January 23, 2006
convenes forum on black church studies
justice & pete paulsen
Students and scholars of the black church will gather at Candler School of Theology Jan. 31-Feb. 2 for a first-ever National Black Church Studies Forum to examine the future of the field in seminaries, the church and society.
More than two dozen professors, researchers, scholars and students, including those most often associated with the growing discipline of black church studies, will come to Atlanta for presentations, discussions and public events like the Anna Julia Cooper Roundtable at 11 a.m. on Thursday, Feb. 2, in Cannon Chapel.
A day earlier, Gayraud Wilmore, retired from the faculty at Atlanta’s Interdenominational Theological Center and considered to be the “dean of black church studies,” will deliver the keynote address at a reservation-only dinner, Feb. 1.
The public roundtable is named for Cooper to honor her legacy of race and gender equality, impassioned scholarship and unrelenting faithfulness, said Alton Pollard, associate professor of religion and culture and director of the Candler’s Black Church Studies Program. Pollard organized the forum with Forrest Harris, director of the Kelly Smith Institute on the Black Church at Vanderbilt Divinity School.

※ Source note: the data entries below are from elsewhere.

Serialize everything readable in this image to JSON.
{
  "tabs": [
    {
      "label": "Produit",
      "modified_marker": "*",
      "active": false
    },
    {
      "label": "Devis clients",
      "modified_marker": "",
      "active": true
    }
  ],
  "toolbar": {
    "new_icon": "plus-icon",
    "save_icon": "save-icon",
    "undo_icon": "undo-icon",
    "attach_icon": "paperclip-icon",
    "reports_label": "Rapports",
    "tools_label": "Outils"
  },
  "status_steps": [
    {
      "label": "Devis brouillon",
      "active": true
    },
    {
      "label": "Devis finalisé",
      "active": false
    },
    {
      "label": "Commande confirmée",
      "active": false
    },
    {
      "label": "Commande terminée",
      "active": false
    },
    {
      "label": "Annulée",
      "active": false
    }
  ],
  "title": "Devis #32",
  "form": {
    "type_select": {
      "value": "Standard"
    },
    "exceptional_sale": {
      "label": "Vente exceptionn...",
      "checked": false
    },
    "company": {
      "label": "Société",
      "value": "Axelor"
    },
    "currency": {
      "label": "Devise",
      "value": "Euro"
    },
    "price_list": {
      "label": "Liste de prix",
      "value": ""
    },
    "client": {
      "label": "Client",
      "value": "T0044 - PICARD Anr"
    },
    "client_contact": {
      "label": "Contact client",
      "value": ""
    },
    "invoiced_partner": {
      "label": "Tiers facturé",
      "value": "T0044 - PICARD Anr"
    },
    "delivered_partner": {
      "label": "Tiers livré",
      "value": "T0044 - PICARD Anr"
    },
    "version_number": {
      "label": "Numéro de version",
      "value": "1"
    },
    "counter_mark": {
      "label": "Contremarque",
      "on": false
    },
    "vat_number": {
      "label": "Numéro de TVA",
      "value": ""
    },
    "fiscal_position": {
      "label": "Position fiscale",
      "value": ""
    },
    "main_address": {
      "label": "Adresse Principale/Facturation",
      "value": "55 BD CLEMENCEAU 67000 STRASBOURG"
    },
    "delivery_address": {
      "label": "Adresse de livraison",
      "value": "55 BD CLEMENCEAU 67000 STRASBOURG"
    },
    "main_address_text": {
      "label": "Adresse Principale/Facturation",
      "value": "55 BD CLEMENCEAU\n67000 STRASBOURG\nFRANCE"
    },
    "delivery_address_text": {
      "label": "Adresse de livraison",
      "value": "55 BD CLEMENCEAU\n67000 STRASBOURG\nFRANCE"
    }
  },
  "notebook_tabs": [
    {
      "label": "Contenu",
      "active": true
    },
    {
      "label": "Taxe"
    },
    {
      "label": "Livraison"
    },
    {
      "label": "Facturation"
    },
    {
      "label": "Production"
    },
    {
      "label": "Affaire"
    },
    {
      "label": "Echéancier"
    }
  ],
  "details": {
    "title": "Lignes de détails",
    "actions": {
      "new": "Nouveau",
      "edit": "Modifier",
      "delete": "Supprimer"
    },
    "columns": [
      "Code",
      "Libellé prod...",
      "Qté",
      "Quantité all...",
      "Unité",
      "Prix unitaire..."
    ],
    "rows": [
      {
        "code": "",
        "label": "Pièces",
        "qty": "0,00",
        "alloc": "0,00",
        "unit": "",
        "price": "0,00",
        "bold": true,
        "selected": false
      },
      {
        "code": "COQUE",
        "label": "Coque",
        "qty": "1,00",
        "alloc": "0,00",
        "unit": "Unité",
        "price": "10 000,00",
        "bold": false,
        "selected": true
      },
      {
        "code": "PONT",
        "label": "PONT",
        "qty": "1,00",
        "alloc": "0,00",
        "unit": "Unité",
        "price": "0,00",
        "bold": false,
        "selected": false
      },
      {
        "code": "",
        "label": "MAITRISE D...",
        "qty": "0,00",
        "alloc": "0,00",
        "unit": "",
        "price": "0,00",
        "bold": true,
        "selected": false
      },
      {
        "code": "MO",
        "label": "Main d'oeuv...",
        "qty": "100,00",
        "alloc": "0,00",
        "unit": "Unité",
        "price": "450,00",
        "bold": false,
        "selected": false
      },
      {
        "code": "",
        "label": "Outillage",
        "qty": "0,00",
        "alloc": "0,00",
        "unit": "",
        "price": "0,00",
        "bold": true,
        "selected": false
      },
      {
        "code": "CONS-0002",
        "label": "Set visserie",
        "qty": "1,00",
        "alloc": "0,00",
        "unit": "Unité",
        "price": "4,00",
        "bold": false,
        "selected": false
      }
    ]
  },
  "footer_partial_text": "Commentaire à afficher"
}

Pollard said he hopes the forum will begin a broad, collaborative process among schools and seminaries, and serve as a mentoring movement for the next generation of African-American religious scholars and church leaders.
“Through the National Black Church Studies Forum, the collaborations that have yielded it, the number of scholars committed to participate, and the conversations that will ensue, the academic field can move to a new and exciting level,” said Candler Dean Russell Richey. “In this development, Candler with its nine outstanding black faculty members and more than 100 African-American students is well positioned to exercise leadership. Clearly the church and theological education will benefit greatly from this event.”
“Black church studies is the custodian of many of America’s most holistic values,” Pollard said. “At its best, the black church has practiced the presence of God, drawing on the rich tradition and broad spectrum of black faithfulness within the African-American community, throughout Africa and the diaspora, and including the interracial community of hope.”
Pollard said black church studies, “as a discipline and program, is of indispensable importance to theological education at the very time that instruction and preparation for liberating scholarship and contemporary social practice is most needed.”
“This is a moment pregnant with the possibilities of real advancement toward ‘beloved community,’” he said. “Black church studies matters to all who bear witness to the vision of a more just and progressive nation and world.”
For more information, visit www.candler.emory.edu. Reservations for the keynote dinner can be made by calling